The problem – Across the listing below, count the lines containing "등록비용". Answer with that number only.

Records for processing –

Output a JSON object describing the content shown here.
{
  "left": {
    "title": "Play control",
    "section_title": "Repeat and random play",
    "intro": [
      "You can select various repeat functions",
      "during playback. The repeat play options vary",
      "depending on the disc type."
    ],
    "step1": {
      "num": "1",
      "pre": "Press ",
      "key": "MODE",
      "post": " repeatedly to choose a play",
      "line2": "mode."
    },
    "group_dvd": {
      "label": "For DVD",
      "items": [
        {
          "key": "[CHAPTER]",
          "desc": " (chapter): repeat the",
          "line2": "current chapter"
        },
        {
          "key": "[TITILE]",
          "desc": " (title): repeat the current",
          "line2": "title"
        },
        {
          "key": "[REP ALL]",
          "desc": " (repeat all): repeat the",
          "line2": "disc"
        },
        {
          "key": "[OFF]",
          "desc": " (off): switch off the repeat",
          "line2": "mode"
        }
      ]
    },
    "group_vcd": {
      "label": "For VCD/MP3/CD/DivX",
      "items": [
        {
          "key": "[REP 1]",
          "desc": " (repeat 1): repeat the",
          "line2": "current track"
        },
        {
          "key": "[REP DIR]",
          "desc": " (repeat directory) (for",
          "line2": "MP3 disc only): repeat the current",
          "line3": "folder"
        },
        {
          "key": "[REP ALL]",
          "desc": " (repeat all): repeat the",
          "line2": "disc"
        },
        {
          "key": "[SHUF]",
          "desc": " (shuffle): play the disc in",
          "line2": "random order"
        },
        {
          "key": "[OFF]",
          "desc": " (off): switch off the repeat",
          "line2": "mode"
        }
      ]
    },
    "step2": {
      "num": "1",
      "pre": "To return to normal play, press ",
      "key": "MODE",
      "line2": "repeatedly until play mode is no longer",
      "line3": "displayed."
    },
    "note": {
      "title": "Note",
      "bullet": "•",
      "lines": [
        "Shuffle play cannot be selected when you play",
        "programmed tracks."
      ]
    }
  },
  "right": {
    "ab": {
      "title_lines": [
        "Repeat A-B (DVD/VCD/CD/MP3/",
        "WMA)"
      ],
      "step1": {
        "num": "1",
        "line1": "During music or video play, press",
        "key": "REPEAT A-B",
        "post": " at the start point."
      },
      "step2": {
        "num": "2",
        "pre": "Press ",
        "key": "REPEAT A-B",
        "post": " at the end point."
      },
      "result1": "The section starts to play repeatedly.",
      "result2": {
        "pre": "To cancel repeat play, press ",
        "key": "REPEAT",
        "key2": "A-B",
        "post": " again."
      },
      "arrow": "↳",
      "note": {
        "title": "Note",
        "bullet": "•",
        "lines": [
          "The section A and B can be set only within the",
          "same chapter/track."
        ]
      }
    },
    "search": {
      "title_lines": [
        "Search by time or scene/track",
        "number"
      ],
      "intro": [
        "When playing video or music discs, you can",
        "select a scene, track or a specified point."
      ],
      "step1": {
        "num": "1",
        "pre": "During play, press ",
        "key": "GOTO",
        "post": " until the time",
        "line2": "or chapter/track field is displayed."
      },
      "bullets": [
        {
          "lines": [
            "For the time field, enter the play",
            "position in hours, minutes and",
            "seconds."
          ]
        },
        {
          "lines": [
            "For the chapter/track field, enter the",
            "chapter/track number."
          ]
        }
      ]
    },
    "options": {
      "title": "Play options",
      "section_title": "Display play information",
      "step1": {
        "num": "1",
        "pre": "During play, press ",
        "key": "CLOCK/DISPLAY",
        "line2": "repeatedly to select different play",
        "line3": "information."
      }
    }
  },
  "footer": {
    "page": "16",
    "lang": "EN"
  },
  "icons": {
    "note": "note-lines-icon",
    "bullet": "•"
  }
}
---
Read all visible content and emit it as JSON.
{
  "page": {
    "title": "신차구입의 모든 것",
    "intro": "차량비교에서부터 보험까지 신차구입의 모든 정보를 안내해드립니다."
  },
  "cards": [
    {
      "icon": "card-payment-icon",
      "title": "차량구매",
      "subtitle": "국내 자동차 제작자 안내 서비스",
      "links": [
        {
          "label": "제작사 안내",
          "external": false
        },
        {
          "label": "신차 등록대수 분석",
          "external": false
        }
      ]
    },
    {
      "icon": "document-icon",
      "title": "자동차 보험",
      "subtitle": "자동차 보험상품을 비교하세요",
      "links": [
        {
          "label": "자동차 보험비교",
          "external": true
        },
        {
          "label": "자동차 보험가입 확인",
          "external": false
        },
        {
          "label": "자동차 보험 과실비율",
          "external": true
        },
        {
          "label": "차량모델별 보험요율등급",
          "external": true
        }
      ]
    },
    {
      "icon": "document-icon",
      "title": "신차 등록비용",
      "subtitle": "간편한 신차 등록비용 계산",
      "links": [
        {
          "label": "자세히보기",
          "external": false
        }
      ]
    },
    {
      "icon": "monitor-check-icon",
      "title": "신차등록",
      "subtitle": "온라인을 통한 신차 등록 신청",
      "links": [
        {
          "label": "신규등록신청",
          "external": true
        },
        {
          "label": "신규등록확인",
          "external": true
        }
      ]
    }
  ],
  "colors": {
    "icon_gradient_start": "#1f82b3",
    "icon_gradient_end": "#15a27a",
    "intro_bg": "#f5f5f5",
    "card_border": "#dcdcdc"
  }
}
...
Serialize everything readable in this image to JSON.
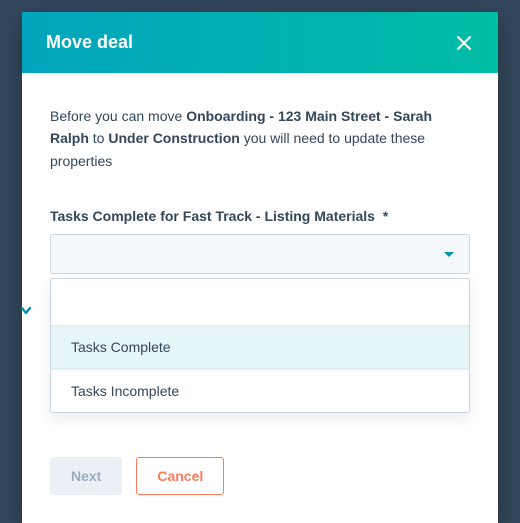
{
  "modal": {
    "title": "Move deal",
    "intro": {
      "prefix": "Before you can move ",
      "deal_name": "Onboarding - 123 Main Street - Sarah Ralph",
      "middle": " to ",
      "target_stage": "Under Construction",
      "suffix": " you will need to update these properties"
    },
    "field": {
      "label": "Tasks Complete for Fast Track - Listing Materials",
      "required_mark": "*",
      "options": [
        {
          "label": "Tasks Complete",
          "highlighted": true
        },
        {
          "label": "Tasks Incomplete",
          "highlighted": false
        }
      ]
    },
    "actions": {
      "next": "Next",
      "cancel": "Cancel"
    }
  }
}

Reply to the exercise – 2